16 people found this review helpful 1 person found this review funny
7.8 hrs on record
Posted: April 9, 2014
I wanted to like this game, I really did. Unfortunately super Motherload simply lacks the charm and emotion of the original flash game. It just doesn't elicit the same response. Before I get to the negatives I have to say I quite like the aesthetic of the game... Mostly. There are still some aspects of its style that I'm not too keen on, but it can pass. Now what really pisses me off is death. It never bloody happens! When I remember playing the original I remember getting so aggravated because I didn't keep track of how much fuel I had left and blew up half way to the surface. This doesn't happen here. You just can't drill, and because of that you don't even have to keep track of your fuel. And that was part of the fun of Motherload, getting a good way into the game and stupidly killing yourself after going thousands of feet down, losing all of the stuff you managed to collect because you stupidly forgot to save. You don't get that here. My other problem is with the upgrades. Simply put, they're absolutely♥♥♥♥♥♥and completely soulless. Part of the fun of Motherload was having to save up to buy the energy shield hull that you've been eyeing up through half of the game of the jag engine, or whatever. But you don't have that in super Motherload, just a bunch of ♥♥♥♥ing upgrade bars. No pictures or dumb names, it's boring and far too serious. Probably the thing I miss the most about the original was the feeling of depth. Every time you needed to refuel or buy upgrades you had to go to the surface and to drop down you had to have dug a path this meant falling thousands of meters and seeing through all the colourful layers, it was awesome, and that sense of depth just can't be felt in super Motherload because of all the bloody bases. Maybe as a standalone title, I could have a more fair review, but as a fan of the original flash game I just can't recomend this.
34 people found this review helpful 1 person found this review funny
5.1 hrs on record
Posted: March 9, 2014
The Developer(s) behind this game have been great. A little after release, I found a minor problem/bug within the game. I asked if it could be fixed. Developer responds immediately and a patch is thrown up within an hour. I was absolutely amazed by that. Developer clearly puts in a lot of effort and I applaud that. In terms of gameplay there are other reviews out there and all I really can add: I enjoyed it, my father who is 30 years older than me enjoyed it, and It was really worth playing for a family game night.
24 people found this review helpful 1 person found this review funny
10.5 hrs on record
Posted: May 19, 2015
I played Motherload, the flash game on XGen's website years ago.

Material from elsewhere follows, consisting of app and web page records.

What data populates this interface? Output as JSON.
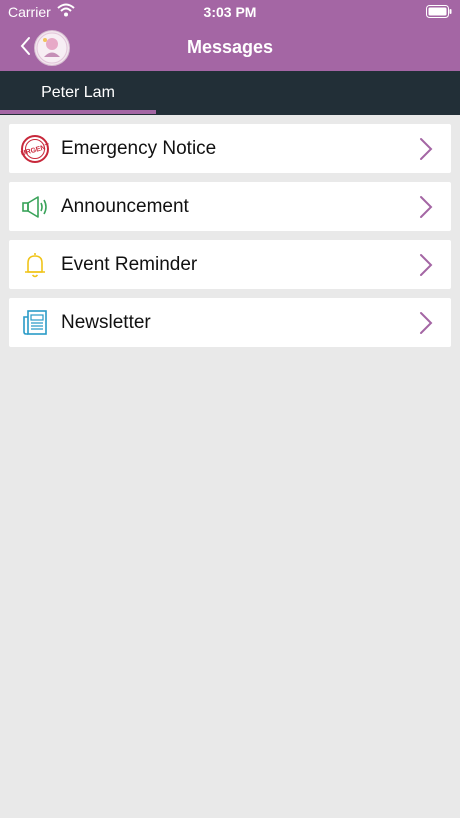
{
  "status": {
    "carrier": "Carrier",
    "time": "3:03 PM"
  },
  "nav": {
    "title": "Messages",
    "back_icon": "chevron-left-icon",
    "avatar": "school-logo-avatar"
  },
  "tabs": [
    {
      "label": "Peter Lam",
      "active": true
    }
  ],
  "items": [
    {
      "label": "Emergency Notice",
      "icon": "urgent-stamp-icon"
    },
    {
      "label": "Announcement",
      "icon": "megaphone-icon"
    },
    {
      "label": "Event Reminder",
      "icon": "bell-icon"
    },
    {
      "label": "Newsletter",
      "icon": "newspaper-icon"
    }
  ],
  "colors": {
    "brand": "#a466a4",
    "tab_bar": "#222f37",
    "background": "#e9e9e9"
  }
}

What kept me playing was the fact that I was making progress despite starting from the top again at times. Digging into the earth, harvesting minerals, returning to the surface to sell, repair, refuel, and upgrade is the norm for the game. For others it's tedious and mindless because it is just lather, rinse, and repeat. For me, it kept me entertained when I had nothing to do.
Super Motherload brought that formula and gave it an overhaul. Everything was updated and upgraded. There are even outposts to reduce many needs for a teleporter, which is commonplace for Motherload. The basic mechanics were still there but there are no longer those pockets of gas that instantly destroy your pod. Replacing it is magma and metal blocks which require certain explosives to do so.
To be honest, this game felt a little shorter than Motherload. However, the reason Motherload was longer is likely the lack of those outposts and the gas pockets.
tl:dr This game isn't for people who like tedium, like Minecraft and Terraria. For the others, I'd recommend checking it out.